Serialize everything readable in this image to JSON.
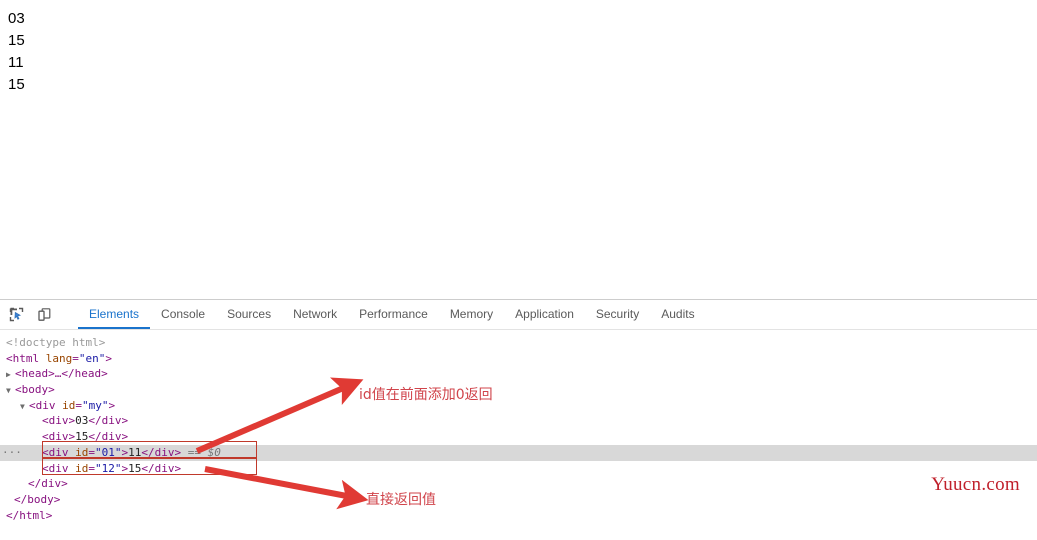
{
  "page": {
    "lines": [
      "03",
      "15",
      "11",
      "15"
    ]
  },
  "devtools": {
    "toolbar": {
      "inspect_icon": "inspect-element-icon",
      "device_icon": "device-toolbar-icon"
    },
    "tabs": [
      {
        "label": "Elements",
        "active": true
      },
      {
        "label": "Console",
        "active": false
      },
      {
        "label": "Sources",
        "active": false
      },
      {
        "label": "Network",
        "active": false
      },
      {
        "label": "Performance",
        "active": false
      },
      {
        "label": "Memory",
        "active": false
      },
      {
        "label": "Application",
        "active": false
      },
      {
        "label": "Security",
        "active": false
      },
      {
        "label": "Audits",
        "active": false
      }
    ],
    "dom": {
      "doctype": "<!doctype html>",
      "html_open_lt": "<",
      "html_tag": "html",
      "html_attr": " lang",
      "html_eq": "=",
      "html_val": "\"en\"",
      "html_gt": ">",
      "head_collapsed": "<head>…</head>",
      "body_open": "<body>",
      "div_my_open_lt": "<",
      "div_my_tag": "div",
      "div_my_attr": " id",
      "div_my_eq": "=",
      "div_my_val": "\"my\"",
      "div_my_gt": ">",
      "child1": {
        "open": "<div>",
        "text": "03",
        "close": "</div>"
      },
      "child2": {
        "open": "<div>",
        "text": "15",
        "close": "</div>"
      },
      "child3": {
        "open_lt": "<",
        "tag": "div",
        "attr": " id",
        "eq": "=",
        "val": "\"01\"",
        "gt": ">",
        "text": "11",
        "close": "</div>",
        "selected_marker": " == $0",
        "ellipsis": "···"
      },
      "child4": {
        "open_lt": "<",
        "tag": "div",
        "attr": " id",
        "eq": "=",
        "val": "\"12\"",
        "gt": ">",
        "text": "15",
        "close": "</div>"
      },
      "div_close": "</div>",
      "body_close": "</body>",
      "html_close": "</html>"
    }
  },
  "annotations": {
    "label_1": "id值在前面添加0返回",
    "label_2": "直接返回值",
    "color": "#d0444b",
    "arrow_color": "#e03a34"
  },
  "watermark": {
    "text": "Yuucn.com",
    "color": "#c0202b"
  }
}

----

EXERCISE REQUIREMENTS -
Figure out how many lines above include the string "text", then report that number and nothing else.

SOLUTION TO THE PROBLEM -
5